A few months ago, my wife and I discovered a terrific film series at the spectacular AFI Silver theater. (The AFI is a palatial, Deco-styled marvel that anyone who cares about film ought to visit at least once. We live about a mile and a half away and consider ourselves stupendously lucky.) Science in the Cinema, as the series is called, pairs free screenings of science-inspired films with post-show discussions led by major scientists. Our first visit was so completely spectacular I felt like I had to tell the entire world about it. It’s the closest I’ve ever come in my entire life to experiencing what I wish church was like.
The main cinema at the AFI Silver holds 400. On the evening we went, every single seat was occupied — the room was quite clearly testing the limits of the fire marshal’s authority — and there were scores of people turned away at the doors as well. The excitement in the space, before the film began, was palpable. I honestly wondered whether the room would ever get settled down. We arrived early enough to get great seats: just off center, a bit more than halfway back, and energy-wise, it felt like we were sitting in the middle of a congregation, not an audience. People were, as the kids say, stoked.
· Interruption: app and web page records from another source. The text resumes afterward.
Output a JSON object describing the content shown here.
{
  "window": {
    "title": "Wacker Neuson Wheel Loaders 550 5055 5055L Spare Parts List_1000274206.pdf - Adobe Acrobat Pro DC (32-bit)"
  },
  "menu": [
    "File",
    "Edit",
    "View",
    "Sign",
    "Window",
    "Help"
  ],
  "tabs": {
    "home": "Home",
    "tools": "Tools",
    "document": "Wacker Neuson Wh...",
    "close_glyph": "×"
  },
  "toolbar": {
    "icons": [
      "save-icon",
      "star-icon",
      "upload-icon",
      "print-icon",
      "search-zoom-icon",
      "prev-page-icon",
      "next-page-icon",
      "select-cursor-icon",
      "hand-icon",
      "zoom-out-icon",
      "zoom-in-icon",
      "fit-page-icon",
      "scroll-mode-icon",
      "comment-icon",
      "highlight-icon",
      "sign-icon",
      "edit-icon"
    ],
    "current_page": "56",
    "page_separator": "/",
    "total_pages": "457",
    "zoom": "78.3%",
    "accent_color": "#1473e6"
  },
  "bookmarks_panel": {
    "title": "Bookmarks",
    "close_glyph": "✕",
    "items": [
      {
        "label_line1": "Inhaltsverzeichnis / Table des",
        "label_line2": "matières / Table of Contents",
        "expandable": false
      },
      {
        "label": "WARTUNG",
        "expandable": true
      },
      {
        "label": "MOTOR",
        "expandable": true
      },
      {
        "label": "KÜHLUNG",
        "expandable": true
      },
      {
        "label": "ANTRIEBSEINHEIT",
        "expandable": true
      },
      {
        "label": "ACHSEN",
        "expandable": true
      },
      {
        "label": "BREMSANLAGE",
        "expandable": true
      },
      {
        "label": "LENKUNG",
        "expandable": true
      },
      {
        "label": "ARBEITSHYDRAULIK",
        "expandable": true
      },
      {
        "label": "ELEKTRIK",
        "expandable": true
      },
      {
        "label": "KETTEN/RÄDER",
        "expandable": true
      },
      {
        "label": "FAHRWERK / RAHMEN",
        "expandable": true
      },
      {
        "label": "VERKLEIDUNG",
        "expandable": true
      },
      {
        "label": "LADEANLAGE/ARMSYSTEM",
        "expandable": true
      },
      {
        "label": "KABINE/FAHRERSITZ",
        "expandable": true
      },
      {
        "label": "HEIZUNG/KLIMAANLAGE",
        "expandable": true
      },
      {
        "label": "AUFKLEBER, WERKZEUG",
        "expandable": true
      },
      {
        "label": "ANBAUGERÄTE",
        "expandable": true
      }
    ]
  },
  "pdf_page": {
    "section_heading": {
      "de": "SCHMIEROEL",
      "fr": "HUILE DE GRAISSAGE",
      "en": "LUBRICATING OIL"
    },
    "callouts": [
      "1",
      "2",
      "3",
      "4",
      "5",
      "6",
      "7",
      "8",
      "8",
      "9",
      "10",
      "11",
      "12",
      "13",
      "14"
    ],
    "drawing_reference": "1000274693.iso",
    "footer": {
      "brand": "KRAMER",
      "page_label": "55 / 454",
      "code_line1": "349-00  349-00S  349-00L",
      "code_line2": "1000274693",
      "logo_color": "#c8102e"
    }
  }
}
The film we watched that evening was the excellent Contagion. I knew I would love every minute of it going in, and I did love every minute of it, and I was very pleased to have loved it so much. What really made the evening special, however, were the scientists who spoke afterward: Anthony S. Fauci, the head of the NIH, and W. Ian Lipkin, who happened to have been the lead scientific consultant on what may be the most scientifically accurate science-inspired film I’ve ever seen. They spoke off the cuff, each of them, for about 20 minutes total, then took questions from a deeply-passionate audience for another 40 minutes or so. On the whole, it was as if the conversations I’d begun in my head while watching the film were externalized and extended by the community. We wrestled, collectively, with challenging and vital matters: things relevant not only to our daily experience of living in a disease-challenged world, but with the less-obvious ideas and questions baked into the ways in which we think about epidemics. It was magnificent.
If Science in the Cinema ran every week, like church, I would go every week. Conversely, and perhaps more importantly, if church were more like Science in the Cinema, I’d also be inclined to show up regularly. I’d even be completely happy to make a weekly donation to pay for the experience, which was worth far more to me than the cost of a movie ticket, to be sure. But I’ve yet to find a church that’s sufficiently rooted in evidence and the scientific method, or that proffers its stories as material for deconstruction, rather than as canonical texts. (If they did that, we wouldn’t be living through a perpetual culture war.) I’ve yet to be so inspired by anything religious.
Finally… if I were going to start a theater company, it would resemble Science in the Cinema. But I can’t say anything more about that, because… you know… what if I did that? Because I think I could do that, and be really happy, and feel like I’d done my community a really good service.
I guess I have some thinking to do.